By adhering to these guidelines, you can maximize the benefits of both wild and farmed salmon while minimizing any potential risks associated with foodborne illness.

Baked Salmon at 400 F

Baked salmon is a popular and straightforward way to prepare both wild and farmed salmon. Preheat the oven to 400°F (200°C). Place the seasoned salmon fillets on a baking sheet and bake for about 10-15 minutes or until cooked that you can flakes easily with a fork. The baking time may vary depending on the thickness of the fillets. Serve with your choice of side dishes for a nutritious and flavorful meal.

How long to cook salmon at 400

Grilled Salmon

Grilling salmon adds a smoky flavor and beautiful grill marks. Preheat the grill to medium-high heat and lightly oil the grates. Season the salmon with salt, pepper, and your favorite herbs or marinade. Place the salmon skin-side down on the grill and cook for about 4-6 minutes per side, depending on the thickness of the fillet. The high heat of the grill caramelizes the natural sugars in the fish, enhancing the flavor. Serve the grilled salmon with a squeeze of lemon or a fresh salsa for a delightful summer meal.

Pan-Seared Salmon

Pan-searing salmon creates a crispy exterior while keeping the interior moist and tender. Heat a skillet over medium-high heat and add a small amount of oil. Season the salmon fillets with salt and pepper, then place them skin-side down in the hot skillet. Cook for about 4-5 minutes, until the skin becomes crispy and browned. Flip the fillets and cook for an additional 2-3 minutes to finish cooking the salmon. The quick cooking time and high heat result in a delicious seared crust while preserving the natural flavors of the fish.

Salmon Sushi Roll

For sushi enthusiasts, salmon sushi rolls are a delightful option. Start by preparing sushi rice according to the package instructions. Lay a sheet of seaweed on a bamboo sushi mat and spread a thin layer of sushi rice on top, leaving a small border at the edges. Place thin strips of fresh salmon along with your desired fillings such as cucumber, avocado, or cream cheese. Roll the sushi tightly using the bamboo mat, then slice into bite-sized pieces. Serve with soy sauce, wasabi, and pickled ginger for a delicious and visuallyappealing sushi experience.

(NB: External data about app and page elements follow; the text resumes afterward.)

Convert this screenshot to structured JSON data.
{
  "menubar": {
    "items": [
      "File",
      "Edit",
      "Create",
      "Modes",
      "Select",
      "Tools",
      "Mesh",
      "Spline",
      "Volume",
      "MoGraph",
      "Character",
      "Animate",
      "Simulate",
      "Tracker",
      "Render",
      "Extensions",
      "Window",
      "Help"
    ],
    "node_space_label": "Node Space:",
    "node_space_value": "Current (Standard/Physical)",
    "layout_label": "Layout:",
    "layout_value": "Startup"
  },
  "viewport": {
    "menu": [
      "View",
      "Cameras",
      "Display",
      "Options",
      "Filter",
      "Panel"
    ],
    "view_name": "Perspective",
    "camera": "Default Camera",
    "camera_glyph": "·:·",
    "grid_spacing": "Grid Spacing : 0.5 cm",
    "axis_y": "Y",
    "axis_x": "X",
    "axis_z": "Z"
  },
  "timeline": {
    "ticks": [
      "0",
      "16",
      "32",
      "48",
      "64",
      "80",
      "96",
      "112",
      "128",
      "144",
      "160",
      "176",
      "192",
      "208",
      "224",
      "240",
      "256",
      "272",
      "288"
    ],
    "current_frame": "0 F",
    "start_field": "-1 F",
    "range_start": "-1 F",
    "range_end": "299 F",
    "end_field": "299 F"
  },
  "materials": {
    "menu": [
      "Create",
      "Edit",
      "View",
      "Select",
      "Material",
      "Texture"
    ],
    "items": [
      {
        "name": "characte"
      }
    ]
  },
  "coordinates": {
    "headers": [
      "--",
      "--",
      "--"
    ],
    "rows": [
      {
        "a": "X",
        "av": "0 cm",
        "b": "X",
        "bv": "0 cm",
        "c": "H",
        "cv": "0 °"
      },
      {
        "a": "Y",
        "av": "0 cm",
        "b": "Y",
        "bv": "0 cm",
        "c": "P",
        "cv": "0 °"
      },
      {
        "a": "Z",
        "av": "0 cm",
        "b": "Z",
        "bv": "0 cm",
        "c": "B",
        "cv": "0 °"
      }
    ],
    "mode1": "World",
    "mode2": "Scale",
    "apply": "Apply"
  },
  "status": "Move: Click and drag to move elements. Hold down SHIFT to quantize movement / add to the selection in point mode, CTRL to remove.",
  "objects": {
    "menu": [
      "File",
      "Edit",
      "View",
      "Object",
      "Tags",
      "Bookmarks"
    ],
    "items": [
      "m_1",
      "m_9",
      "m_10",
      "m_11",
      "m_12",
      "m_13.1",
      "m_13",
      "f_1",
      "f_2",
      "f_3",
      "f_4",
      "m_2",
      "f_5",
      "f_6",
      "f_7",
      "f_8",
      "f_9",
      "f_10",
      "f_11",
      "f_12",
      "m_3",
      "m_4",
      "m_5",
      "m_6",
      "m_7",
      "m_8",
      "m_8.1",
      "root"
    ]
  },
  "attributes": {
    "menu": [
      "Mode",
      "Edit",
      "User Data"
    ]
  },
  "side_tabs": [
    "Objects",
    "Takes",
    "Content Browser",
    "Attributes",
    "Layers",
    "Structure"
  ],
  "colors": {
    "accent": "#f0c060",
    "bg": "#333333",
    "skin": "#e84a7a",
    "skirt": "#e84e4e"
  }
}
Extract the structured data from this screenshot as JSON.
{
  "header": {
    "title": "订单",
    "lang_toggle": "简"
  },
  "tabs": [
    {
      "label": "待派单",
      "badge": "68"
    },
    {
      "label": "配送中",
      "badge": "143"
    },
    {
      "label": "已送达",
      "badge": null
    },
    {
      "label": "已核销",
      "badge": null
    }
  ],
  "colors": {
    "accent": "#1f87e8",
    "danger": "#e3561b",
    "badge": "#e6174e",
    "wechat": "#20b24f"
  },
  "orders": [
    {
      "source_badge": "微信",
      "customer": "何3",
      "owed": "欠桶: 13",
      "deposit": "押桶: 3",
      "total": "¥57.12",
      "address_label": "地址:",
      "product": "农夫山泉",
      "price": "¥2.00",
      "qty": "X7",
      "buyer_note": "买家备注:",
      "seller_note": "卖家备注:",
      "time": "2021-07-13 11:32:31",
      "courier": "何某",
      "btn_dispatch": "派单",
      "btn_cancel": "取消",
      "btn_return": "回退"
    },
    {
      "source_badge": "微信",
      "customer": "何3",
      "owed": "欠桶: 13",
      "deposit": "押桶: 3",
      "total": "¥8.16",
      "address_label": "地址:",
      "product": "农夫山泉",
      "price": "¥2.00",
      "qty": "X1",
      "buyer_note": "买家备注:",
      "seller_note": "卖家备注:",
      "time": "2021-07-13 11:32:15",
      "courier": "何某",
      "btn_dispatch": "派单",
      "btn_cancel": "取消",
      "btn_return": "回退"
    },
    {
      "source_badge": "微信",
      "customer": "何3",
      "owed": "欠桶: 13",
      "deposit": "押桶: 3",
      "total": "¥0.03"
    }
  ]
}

Citrus-Glazed Salmon Salad

For a light and refreshing dish, try a citrus-glazed salmon salad. Start by marinating the salmon fillets in a mixture of citrus juice (such as orange or lemon), honey, soy sauce, and minced garlic for about 30 minutes. Preheat a grill or grill pan over medium heat and cook the salmon for about 4-6 minutes per side until cooked through. Meanwhile, prepare a bed of mixed greens or your favorite salad greens. Top the greens with sliced avocado, cherry tomatoes, cucumber, and any other desired vegetables. Place the grilled salmon on top and drizzle with a citrus vinaigrette. This salad is a perfect balance of flavors and textures, showcasing the natural color and texture of both wild and farmed salmon.